15.     Procedures for operating within the National Airspace System;

16.     Federal Aviation Regulations that apply to flight operations under IFR;

17.     Appropriate information that applies to flight operations under IFR in the Aeronautical Information Manual.

18.     Air traffic control system and procedures for instrument flight operations.

19.     IFR navigation and approaches by use of navigation systems;

20.     Use of IFR en route and instrument approach procedure charts;

21.     Procurement and use of aviation weather reports and forecasts and the elements of forecasting weather trends based on that information and personal observation of weather conditions;

22.     Safe and efficient operation of aircraft under instrument flight rules and conditions;

23.     Recognition of critical weather situations and windshear avoidance;

24.     Aeronautical decision making and judgment;

25.     Crew resource management, including crew communication and coordination.

 AERONAUTICAL EXPERIENCE:  Minimum of 250 hours of flight time as a pilot that consists of at least:

1.       100 hours in powered aircraft, of which 50 hours must be in airplanes.

2.       100 hours of pilot-in-command flight time, which includes at least:

a.    50 hours in airplanes; and

b.   50 hours in cross-country flight of which at least 10 hours must be in airplanes.

3.       20 hours of training on the following:

a.    Preflight  preparation;

b.   Preflight procedures;

c.    Airport and seaplane base operations;

d.   Takeoffs, landings and go-arounds;

e.    Performance maneuvers;

f.     Navigation;

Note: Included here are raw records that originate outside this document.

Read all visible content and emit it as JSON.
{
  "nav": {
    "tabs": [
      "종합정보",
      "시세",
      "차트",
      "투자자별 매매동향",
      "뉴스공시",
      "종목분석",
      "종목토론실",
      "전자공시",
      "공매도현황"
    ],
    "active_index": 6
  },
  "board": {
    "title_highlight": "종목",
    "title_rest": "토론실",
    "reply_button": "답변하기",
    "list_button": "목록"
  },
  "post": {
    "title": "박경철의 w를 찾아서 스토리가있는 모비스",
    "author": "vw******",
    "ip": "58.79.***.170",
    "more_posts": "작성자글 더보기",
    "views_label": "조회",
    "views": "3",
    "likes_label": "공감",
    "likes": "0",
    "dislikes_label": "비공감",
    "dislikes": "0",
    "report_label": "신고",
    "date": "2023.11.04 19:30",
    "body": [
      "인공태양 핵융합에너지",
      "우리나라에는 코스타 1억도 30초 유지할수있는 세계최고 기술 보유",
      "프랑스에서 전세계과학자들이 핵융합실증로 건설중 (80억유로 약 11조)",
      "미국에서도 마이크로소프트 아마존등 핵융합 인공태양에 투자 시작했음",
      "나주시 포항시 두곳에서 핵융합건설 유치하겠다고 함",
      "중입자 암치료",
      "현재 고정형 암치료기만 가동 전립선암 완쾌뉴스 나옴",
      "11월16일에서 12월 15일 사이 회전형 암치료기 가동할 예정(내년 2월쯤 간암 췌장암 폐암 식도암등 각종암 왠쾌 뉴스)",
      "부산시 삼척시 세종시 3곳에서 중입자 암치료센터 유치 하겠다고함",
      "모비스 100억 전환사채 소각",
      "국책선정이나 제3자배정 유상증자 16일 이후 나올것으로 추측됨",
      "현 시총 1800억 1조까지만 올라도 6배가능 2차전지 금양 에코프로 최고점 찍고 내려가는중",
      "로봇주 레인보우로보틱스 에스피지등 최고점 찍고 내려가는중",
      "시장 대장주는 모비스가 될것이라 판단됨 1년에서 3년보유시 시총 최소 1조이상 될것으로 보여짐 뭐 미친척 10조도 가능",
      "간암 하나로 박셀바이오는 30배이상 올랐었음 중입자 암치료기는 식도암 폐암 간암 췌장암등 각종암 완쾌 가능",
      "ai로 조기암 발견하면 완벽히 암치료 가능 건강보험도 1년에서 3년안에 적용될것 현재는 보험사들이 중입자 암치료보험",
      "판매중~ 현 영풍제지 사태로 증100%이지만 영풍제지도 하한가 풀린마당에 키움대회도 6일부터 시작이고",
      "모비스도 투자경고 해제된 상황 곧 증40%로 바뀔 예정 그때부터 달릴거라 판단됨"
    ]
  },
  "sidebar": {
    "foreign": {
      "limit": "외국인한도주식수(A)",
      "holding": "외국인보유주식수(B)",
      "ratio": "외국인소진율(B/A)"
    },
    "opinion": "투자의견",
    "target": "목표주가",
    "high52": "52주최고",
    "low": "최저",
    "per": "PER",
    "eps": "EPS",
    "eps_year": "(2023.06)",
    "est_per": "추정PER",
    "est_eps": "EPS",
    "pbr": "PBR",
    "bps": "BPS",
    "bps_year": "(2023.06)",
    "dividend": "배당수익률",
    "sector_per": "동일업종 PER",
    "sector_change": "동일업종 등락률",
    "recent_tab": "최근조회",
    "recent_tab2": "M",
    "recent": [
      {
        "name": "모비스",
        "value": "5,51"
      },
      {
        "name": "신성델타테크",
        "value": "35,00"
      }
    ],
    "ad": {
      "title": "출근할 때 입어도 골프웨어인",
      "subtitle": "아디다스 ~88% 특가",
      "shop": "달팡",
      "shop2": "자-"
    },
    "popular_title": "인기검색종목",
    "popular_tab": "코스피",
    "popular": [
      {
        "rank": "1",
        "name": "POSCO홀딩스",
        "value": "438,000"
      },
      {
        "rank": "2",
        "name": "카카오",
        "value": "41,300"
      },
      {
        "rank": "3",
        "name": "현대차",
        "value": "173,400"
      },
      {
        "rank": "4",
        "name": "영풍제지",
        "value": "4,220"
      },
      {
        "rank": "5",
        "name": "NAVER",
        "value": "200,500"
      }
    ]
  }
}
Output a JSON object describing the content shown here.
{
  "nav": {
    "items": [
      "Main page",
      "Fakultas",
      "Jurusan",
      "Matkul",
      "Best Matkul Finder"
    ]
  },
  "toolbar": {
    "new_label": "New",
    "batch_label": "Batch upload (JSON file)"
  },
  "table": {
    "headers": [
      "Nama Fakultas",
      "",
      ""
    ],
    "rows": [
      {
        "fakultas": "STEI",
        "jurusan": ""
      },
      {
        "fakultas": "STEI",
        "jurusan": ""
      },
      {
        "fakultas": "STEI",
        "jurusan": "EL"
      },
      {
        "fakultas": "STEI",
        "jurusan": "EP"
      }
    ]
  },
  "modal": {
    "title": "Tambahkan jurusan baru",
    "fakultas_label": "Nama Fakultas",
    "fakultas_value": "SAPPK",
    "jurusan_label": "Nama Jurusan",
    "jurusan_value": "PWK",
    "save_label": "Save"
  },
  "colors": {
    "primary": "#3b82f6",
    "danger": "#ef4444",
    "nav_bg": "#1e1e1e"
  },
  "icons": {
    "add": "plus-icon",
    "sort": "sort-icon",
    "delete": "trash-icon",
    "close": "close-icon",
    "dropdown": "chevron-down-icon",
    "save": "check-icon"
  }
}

g.    Slow flight and stalls;

h.    Emergency operations;

i.      Multi engine operations;

j.     High altitude operations;

k.   Air traffic control clearances and procedures;

l.      Flight by reference to instruments;

m.  Navigation systems;

n.    Instrument approach procedures.

o.   Postflight procedures.

4.       40 hours of instrument training:

a.    At least15 hours of instrument flight training from an authorized instructor, of which 5 hours must be in a multi engine airplane;

b.   At least 3 hours of instrument training within 60 days preceding the date of the test.

5.       10 hours of training in a multi engine airplane that has a retractable landing gear, flaps and controllable pitch propeller.

6.       One cross country flight of at least 2 hours in a multiengine airplane in day VFR conditions, consisting of a total straight-line distance of more than 100 nautical miles from the original point of departure.

7.       One cross country flight of at least 2 hours multiengine airplane in night VFR conditions, consisting of a total straight-line distance of more than 100 nautical miles from the original point of departure.

8.       3 hours in a multi engine airplane in preparation for the practical test within the 60 day period preceding the date of the test.

9.       10 hours of solo flight time in a multi engine airplane or 10 hours of flight time performing the duties of pilot in command in a multi engine airplane with an authorized instructor.

10.     One cross country flight of not less than 300 nautical miles total distance with landings at a minimum of three points, one of which is a straight line distance of at least 250 nautical miles from the original departure point.

11.     5 hours in night VFR conditions with 10 takeoffs and 10 landings (with each landing involving a flight with a traffic pattern) at an airport with an operating control tower.

COST:
AIRCRAFT - BE C23
150 Hours @ $111.30 (tax and fuel included) = $ 16,695.00

AIRCRAFT PA 23
50 Hours @ $157.50 (tax and fuel included) = $ 7,875.00

INSTRUCTOR SINGLE
150 Hours @ $36.00 = $ 5,400.00

MULTI INSTRUCTOR
50 Hours @ $44.00 = $ 2,200.00

GROUND INSTRUCTION (ONE ON ONE)
100 Hours @ $24.00 = $ 2,400.00

TRAINING MATERIALS = $ 300.00

FAA TESTING FEES
4 flight tests & 2 knowledge tests = $ 1,300.00

APPROXIMATE TOTAL COST: $ 36,170.00